This Bull is back
Rita Arndt and the Bulls can’t seem to stay away from each other.
A member of the cross-country team and a distance runner for the track squad, Arndt earned her degree in public relations in 2001. She then went back home to Michigan and was all ready to head off to grad school. However, when Bulls coach Greg Thiel offered Arndt the opportunity to be an assistant, it was an offer she couldn’t refuse.
“I applied last year to Colorado and got accepted and was planning on (going to grad school there) this year, and then Greg called me in April,” Arndt said. “It just happened to be my first year back in Michigan, and it was the middle of April and it was snowing. It was snowing torturously. I had been dealing with snow all year long, and it was cold and bitter. He called and was like, ‘It’s 70 degrees out here. You want to be a coach?’ ‘Yeah, I sure do want to do it.'”
“I guess I always really wanted to be in athletics,” Arndt said. “I did it at the college level. I didn’t know how to parlay that into a professional career. Academics is a lot more obvious, so I applied to grad school, and I’ll get my academics done, and I figured somehow the athletics end will fall into place.”
It couldn’t go more according to plan for Arndt as she gets reunited with Thiel and some of her former teammates.

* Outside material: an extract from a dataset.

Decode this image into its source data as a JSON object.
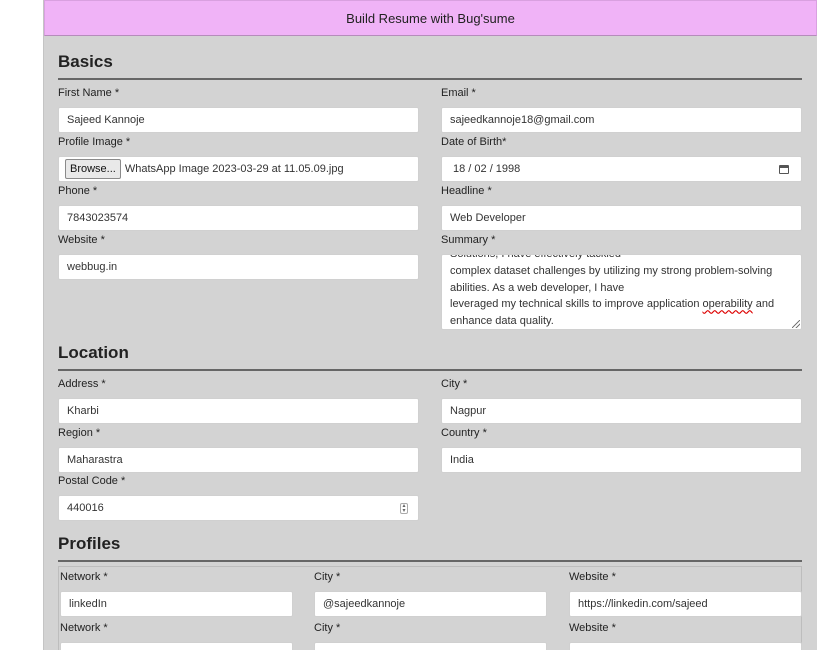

“We are extremely excited about Rita joining our staff here at South Florida,” Thiel said. “One of the great things about Rita is that she brings so much energy and enthusiasm that it will certainly be contagious for the rest of the team.”
Arndt seems assured that her former teammates will now be able to accept her in a new role.
“I don’t think it will be a problem with the people I’ve run with because they’re good kids,” Arndt said. “I think they respect me, and they know I respect them. That’s the biggest obstacle you’ll find in coaching is earning respect, and I already have that with them. And it’s mutual.”
Arndt definitely has an advantage since she is very familiar with the Bulls’ schedule. She began her career at Michigan State, but after one year and a redshirt season, trouble with the NCAA got her coach fired. Faced with an uncertain future with the Spartans, Arndt decided to transfer and looked at USF on a whim. With the Bulls, Arndt helped the cross-country team make three straight NCAA championship appearances. Arndt also ran the 1,500 and the 3,000 meters for the track team, as well as the indoor mile. From her days as a competitive runner for the Bulls, Arndt realizes the pressure and fatigue her runners will have to endure.
“They show up next week, and they’ll be here until July,” Arndt said. “So, basically they have a month and a half, maybe, of downtime for themselves all year long. When you talk about mental toughness and the ability to stay focused and motivated, those are phenomenal accomplishments for these athletes.
“Every week, every day, it’s, ‘What am I going to do to make myself a better athlete today?’ And that’s a conscious decision everyday,” Arndt said.
“It’s something I did for five years of my college career. If it means that much to you, you’ll make the hard choices and keep that focus. When it comes down to it, that’s what’s going to win the meet – whoever is going to persevere mentally.”
Arndt continues to display her mental focus, as the 23-year-old intends to continue competing as she works toward a master’s degree and tutors the Bulls’ runners.
“There’s a lot I want to do, but I don’t want to spread myself too thin,” Arndt said. “I just moved down here. I just got engaged, and I just bought a new house. I have a new job, so there’s a lot going on already. And I definitely want to run a marathon. Actually my high school coach, who I have a great relationship with, is doing the Boston Marathon this spring, and he wants me to do it with him, so that’s a possibility still because I qualify for it.”
Whether Arndt can accomplish all of that remains to be seen, but she already has identified her first goal as a coach.
“Probably the most important thing I would like to see myself effect in these kids is just to continue to love their sport,” Arndt said. “Running is unique – it’s something you can do for as long as you live. But I’ve seen too many times in other situations where athletes, by their senior year, are burned out of running. They don’t want to run anymore, and they’re just on the team because it’s just paying for their scholarship. But it’s not really the love of the sport.
“When I graduated from college, I was like, ‘Oh god, what am I going to do?’ So I went out and trained for a marathon because I love running that much,” Arndt said. “After that, I did some more road races because that’s how much I love the sport.
“They already love the sport, if I can keep that fire ignited, then that’s probably the biggest impact I’d want to have,” Arndt said. “I don’t want them to be burned out on running because of me.”
Fueled with that kind of love for the sport, Arndt is passionate about where she wants to help lead the Bulls.
“I’m a very proud person,” Arndt said. “Probably, I’ve won a lot of races just on stupid pride because I refused to be beat. I have a lot of pride in USF, and the track team and the cross-country team, so of course I just want it to flourish and grow.
“It’s kind of one of those things if you want something done right, do it yourself. It’s in my hands now, and I have 100 percent confidence in myself because I refuse to fail.”
Contact Oracle Sports Editor Anthony Gagliano at firstname.lastname@example.org or email@example.com